Strong but also subtle, we’re again given some expert use of ghost notes. It is with Smith where the song’s climax truly lays. It is on this isolated track where you can clearly hear the influence of the big band icon, Buddy Rich.
‘By The Way’
One of the band’s most hard-rocking songs, since its 2002 release, ‘By The Way’ has been a staple of rock and indie clubs everywhere. A song for everyone, it’s a pure delight. Each member of the band shines, and here we get to witness Smith cover every inch of the kit, toms and all.
He gives the verse its thunderous beat, allowing Flea and Frusciante to do their bit on top.
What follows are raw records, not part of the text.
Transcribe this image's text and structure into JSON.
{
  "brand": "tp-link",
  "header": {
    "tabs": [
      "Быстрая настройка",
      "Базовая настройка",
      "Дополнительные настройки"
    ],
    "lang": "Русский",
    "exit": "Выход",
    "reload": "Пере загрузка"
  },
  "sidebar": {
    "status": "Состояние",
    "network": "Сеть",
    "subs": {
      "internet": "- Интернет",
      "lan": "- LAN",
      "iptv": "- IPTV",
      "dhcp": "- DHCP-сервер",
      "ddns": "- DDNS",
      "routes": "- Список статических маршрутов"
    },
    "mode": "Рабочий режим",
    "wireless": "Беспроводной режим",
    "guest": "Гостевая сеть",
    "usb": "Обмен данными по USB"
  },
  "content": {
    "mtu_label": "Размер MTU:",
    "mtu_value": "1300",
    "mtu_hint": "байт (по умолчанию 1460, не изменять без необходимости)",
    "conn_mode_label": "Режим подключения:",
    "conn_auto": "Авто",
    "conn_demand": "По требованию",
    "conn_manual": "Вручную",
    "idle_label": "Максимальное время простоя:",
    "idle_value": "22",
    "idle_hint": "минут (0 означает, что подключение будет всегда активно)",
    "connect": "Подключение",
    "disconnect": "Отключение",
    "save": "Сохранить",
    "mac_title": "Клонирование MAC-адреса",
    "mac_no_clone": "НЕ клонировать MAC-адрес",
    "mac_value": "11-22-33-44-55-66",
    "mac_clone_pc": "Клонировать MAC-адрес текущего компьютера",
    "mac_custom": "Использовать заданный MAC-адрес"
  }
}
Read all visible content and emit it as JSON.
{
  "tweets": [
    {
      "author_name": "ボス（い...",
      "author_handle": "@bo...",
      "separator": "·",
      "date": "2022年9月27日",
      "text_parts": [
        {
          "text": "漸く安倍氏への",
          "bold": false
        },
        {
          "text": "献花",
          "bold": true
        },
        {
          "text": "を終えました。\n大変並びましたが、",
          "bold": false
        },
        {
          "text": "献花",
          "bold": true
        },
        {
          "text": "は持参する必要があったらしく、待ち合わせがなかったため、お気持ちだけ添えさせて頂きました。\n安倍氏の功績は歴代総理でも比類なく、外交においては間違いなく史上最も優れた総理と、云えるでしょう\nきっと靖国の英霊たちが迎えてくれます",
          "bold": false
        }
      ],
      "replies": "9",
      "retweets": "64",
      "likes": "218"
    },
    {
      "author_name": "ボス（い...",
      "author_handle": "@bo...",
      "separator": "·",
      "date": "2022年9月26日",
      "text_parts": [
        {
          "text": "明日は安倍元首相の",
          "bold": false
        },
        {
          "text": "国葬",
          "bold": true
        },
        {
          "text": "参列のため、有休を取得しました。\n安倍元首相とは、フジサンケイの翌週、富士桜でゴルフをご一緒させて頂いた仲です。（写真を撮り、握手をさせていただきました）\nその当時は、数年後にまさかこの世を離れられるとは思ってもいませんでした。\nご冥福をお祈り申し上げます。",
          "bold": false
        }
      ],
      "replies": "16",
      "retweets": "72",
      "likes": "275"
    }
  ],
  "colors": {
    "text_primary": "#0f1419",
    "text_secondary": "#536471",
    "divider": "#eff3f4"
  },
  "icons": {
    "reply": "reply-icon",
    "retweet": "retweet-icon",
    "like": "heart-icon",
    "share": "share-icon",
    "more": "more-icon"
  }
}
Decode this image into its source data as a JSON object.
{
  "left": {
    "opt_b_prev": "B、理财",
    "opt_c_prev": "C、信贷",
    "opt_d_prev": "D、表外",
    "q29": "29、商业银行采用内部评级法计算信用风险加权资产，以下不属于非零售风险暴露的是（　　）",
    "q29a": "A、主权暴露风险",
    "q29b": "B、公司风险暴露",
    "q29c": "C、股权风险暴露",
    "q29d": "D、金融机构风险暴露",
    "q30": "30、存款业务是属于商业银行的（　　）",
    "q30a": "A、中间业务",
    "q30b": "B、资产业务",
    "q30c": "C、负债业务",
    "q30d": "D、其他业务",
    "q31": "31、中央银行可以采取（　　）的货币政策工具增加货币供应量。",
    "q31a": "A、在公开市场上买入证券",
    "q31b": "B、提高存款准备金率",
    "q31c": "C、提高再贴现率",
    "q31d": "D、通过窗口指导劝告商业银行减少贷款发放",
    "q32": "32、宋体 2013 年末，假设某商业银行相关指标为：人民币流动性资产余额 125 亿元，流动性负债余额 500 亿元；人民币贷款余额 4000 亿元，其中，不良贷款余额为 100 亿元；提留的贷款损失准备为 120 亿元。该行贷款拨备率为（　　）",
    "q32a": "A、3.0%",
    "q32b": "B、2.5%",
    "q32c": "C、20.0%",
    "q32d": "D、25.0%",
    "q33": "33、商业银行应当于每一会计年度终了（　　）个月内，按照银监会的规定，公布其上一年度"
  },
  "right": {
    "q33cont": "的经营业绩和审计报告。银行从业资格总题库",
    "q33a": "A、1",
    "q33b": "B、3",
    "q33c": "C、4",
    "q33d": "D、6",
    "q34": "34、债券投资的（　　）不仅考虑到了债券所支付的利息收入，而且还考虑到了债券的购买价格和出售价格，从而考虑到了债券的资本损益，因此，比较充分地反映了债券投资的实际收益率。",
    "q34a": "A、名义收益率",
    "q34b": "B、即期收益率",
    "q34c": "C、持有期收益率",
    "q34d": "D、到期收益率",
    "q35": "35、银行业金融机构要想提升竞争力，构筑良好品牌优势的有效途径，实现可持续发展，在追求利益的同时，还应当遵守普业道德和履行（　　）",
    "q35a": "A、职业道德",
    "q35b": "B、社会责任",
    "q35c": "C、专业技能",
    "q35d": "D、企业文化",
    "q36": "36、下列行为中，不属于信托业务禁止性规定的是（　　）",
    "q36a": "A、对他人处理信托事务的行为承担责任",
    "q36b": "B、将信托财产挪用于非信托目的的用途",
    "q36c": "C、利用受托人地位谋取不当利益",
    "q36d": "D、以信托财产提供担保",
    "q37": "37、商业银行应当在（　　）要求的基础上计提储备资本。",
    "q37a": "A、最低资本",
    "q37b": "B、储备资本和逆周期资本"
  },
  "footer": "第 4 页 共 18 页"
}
Almost a psychedelic rock beat, the isolated track demonstrates just how much of a human metronome Chad Smith is.
‘Give It Away’
‘Give It Away’ is one of the band’s best grooves, there is no denying it. Swaggering and a little unhinged, its genius again lies with Smith. 4/4 but covered in ghost notes, Smith’s part is as funky as it gets. His snare is tighter this time but drenched in some of that warm, roomy reverb, it helps to give the song the psychedelic edge we all love.
There’s also the use of the tambourine, which helps move the song along, giving the groove that constant ‘push’ feel, and allowing Kiedis to do his almost scat-like vocal delivery. The increased use of the double-kick at the end is also a work of subtle mastery.